= Beginning of Section =

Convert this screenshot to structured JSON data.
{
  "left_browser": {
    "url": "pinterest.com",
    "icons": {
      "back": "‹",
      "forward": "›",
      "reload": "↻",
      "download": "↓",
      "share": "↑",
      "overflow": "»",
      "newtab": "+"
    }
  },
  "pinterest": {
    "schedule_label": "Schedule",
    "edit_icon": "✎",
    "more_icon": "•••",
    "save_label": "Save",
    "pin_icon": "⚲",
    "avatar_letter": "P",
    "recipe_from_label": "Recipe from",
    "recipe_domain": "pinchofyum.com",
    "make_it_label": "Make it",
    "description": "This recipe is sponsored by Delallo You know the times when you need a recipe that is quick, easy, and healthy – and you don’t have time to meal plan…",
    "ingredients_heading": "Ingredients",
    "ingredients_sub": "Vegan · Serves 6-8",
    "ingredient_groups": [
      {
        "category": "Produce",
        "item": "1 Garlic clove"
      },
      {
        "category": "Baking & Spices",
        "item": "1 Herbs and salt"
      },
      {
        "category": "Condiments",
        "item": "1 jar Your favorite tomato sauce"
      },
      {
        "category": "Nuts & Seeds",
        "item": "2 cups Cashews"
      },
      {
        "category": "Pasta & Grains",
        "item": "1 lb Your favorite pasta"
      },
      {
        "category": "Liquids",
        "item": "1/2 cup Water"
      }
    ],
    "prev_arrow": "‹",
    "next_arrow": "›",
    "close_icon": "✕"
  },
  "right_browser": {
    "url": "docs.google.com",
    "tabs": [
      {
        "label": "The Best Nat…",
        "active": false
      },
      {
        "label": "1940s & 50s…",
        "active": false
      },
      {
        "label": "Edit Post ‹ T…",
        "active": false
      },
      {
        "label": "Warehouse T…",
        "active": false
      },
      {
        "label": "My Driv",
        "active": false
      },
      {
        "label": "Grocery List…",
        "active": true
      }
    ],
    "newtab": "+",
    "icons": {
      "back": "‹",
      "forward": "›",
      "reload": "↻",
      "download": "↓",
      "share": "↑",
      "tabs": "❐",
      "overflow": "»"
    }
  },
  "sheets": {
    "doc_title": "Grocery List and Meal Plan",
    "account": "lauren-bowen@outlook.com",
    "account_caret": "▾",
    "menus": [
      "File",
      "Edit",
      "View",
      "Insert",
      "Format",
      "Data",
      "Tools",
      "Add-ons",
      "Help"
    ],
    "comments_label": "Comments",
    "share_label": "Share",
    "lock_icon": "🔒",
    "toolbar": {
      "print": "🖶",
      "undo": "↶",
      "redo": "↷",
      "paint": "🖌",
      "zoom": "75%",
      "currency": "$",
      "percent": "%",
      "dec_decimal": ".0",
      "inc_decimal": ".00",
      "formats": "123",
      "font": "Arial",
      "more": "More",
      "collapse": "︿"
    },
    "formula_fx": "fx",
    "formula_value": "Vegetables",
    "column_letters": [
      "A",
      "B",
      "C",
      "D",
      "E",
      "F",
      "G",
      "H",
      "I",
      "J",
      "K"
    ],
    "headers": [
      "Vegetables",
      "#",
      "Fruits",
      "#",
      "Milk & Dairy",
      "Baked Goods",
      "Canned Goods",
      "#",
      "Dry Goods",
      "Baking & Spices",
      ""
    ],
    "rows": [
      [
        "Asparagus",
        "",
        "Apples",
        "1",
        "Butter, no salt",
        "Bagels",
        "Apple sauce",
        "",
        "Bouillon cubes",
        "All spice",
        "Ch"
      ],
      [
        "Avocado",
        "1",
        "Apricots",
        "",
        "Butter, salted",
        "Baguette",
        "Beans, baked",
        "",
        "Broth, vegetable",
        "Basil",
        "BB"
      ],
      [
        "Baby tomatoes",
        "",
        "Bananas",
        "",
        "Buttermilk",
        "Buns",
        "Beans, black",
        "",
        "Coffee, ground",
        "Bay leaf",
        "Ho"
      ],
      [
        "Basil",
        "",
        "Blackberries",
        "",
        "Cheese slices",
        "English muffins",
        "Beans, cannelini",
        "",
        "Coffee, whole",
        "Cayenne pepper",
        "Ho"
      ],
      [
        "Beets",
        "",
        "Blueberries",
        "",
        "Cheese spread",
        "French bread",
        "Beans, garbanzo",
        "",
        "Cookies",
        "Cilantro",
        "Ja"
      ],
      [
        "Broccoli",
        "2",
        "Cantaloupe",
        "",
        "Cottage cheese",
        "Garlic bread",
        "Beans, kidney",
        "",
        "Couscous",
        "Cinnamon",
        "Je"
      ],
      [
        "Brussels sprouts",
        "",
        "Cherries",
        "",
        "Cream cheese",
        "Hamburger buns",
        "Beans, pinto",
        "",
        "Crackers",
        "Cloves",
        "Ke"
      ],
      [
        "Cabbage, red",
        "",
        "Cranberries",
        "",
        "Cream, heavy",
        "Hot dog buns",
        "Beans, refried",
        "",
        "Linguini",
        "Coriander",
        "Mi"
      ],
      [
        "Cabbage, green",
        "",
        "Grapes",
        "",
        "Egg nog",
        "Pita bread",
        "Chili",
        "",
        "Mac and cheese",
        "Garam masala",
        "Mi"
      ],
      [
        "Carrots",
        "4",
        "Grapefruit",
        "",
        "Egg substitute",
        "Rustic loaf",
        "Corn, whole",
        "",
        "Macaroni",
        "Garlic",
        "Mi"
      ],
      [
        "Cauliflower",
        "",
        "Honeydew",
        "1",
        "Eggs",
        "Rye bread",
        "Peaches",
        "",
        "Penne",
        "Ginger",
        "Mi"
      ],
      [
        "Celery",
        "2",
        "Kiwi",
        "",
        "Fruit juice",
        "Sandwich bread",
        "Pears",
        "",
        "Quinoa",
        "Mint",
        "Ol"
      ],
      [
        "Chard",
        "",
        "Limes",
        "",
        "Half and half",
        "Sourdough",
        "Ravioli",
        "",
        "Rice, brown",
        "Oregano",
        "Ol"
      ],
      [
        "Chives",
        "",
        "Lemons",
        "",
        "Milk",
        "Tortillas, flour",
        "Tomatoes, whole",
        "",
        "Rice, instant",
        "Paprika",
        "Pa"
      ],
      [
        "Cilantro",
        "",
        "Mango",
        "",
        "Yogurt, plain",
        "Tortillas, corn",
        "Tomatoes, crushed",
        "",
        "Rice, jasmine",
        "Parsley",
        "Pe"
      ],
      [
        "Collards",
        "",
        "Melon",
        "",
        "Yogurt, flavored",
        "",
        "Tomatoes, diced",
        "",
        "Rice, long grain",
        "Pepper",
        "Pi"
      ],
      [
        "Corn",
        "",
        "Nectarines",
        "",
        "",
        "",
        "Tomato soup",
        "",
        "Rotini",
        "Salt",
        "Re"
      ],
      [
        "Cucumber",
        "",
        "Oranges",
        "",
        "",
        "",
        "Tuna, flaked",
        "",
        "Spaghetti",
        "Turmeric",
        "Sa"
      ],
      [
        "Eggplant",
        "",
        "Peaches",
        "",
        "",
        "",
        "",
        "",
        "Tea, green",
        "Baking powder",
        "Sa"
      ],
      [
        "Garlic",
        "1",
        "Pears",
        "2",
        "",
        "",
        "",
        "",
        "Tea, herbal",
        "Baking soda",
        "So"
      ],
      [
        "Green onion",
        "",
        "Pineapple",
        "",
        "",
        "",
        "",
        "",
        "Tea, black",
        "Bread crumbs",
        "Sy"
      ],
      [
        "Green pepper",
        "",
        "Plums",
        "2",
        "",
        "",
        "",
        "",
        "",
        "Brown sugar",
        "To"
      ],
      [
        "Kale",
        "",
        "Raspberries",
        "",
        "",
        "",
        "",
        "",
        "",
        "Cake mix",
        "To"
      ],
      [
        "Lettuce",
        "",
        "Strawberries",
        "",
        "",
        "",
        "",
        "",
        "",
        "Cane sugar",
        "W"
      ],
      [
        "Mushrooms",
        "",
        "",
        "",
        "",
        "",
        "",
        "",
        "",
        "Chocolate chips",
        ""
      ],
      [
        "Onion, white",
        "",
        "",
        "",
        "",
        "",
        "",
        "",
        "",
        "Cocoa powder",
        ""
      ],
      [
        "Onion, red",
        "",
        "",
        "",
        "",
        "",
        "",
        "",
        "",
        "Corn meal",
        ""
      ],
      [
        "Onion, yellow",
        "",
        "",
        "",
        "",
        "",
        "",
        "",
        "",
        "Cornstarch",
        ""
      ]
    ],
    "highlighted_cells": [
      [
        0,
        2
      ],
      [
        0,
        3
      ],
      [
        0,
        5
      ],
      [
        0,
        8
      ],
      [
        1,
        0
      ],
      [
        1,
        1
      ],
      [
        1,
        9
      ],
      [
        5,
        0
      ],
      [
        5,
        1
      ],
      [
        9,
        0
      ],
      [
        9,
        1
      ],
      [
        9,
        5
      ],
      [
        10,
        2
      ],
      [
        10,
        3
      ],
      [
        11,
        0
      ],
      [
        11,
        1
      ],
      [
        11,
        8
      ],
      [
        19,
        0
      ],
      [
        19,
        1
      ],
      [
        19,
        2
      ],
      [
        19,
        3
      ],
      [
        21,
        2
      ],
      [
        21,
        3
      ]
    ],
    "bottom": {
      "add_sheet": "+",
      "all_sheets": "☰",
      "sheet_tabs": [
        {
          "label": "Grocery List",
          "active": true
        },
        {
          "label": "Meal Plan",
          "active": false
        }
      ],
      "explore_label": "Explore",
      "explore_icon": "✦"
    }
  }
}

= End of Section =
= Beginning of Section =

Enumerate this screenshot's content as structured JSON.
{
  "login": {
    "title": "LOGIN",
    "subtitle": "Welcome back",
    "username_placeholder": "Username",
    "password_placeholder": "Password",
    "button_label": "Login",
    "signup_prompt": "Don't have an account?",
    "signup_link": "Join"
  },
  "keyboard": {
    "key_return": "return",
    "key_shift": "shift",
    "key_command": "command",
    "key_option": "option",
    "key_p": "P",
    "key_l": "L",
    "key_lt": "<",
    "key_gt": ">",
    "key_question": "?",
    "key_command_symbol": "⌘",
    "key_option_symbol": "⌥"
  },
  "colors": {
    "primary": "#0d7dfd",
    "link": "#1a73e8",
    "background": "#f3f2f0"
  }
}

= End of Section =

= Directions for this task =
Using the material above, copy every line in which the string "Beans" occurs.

= Task response =
        "Beans, baked",
        "Beans, black",
        "Beans, cannelini",
        "Beans, garbanzo",
        "Beans, kidney",
        "Beans, pinto",
        "Beans, refried",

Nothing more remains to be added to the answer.